• [Prompt] Find every line below with the word "Login" in it, and copy each one.

*** Extracted data ***

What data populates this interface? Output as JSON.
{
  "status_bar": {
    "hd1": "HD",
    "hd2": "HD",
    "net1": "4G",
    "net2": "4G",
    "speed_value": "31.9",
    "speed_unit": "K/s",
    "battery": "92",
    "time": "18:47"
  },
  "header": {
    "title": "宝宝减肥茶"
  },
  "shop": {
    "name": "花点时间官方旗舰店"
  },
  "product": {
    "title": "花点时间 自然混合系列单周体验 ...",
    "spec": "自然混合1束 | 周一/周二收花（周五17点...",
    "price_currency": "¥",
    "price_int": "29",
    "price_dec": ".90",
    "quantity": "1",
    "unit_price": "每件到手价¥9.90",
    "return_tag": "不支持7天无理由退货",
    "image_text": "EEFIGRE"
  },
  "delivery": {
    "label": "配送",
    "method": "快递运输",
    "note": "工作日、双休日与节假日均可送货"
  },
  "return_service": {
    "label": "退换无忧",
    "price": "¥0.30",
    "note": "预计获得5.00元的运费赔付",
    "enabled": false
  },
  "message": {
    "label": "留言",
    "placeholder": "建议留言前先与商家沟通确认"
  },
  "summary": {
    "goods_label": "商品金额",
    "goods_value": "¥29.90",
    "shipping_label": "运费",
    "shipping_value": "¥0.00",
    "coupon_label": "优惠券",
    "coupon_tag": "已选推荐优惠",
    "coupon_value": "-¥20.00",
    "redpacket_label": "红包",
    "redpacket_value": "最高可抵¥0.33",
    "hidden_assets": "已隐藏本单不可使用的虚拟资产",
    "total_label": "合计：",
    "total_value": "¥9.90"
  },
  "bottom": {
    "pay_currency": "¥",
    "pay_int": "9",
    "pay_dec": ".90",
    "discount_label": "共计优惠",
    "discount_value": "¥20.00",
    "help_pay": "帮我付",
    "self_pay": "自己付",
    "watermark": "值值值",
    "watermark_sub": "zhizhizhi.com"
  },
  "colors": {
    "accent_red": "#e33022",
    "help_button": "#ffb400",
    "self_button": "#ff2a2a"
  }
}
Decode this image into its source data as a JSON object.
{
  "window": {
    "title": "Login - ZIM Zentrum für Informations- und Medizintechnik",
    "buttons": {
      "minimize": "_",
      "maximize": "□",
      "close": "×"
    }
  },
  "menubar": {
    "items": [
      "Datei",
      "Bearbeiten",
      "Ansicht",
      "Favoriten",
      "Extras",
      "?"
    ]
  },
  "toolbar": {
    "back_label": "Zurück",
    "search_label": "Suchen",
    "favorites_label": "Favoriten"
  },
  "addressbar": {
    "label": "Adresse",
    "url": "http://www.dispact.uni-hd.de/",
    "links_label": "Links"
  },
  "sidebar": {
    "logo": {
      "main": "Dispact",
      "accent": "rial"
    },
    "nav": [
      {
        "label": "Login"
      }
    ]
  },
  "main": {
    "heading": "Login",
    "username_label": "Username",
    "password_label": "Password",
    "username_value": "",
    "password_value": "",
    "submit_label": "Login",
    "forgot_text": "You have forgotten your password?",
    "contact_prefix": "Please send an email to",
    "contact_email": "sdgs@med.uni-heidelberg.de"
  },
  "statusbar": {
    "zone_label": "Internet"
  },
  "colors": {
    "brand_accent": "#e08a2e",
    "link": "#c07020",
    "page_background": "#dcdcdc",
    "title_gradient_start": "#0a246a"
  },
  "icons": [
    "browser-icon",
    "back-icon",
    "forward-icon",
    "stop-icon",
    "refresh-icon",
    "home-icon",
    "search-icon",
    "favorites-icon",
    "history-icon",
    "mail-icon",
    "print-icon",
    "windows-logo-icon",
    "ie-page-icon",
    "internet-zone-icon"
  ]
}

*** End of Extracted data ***

• [Your solution]
    "title": "Login - ZIM Zentrum für Informations- und Medizintechnik",
        "label": "Login"
    "heading": "Login",
    "submit_label": "Login",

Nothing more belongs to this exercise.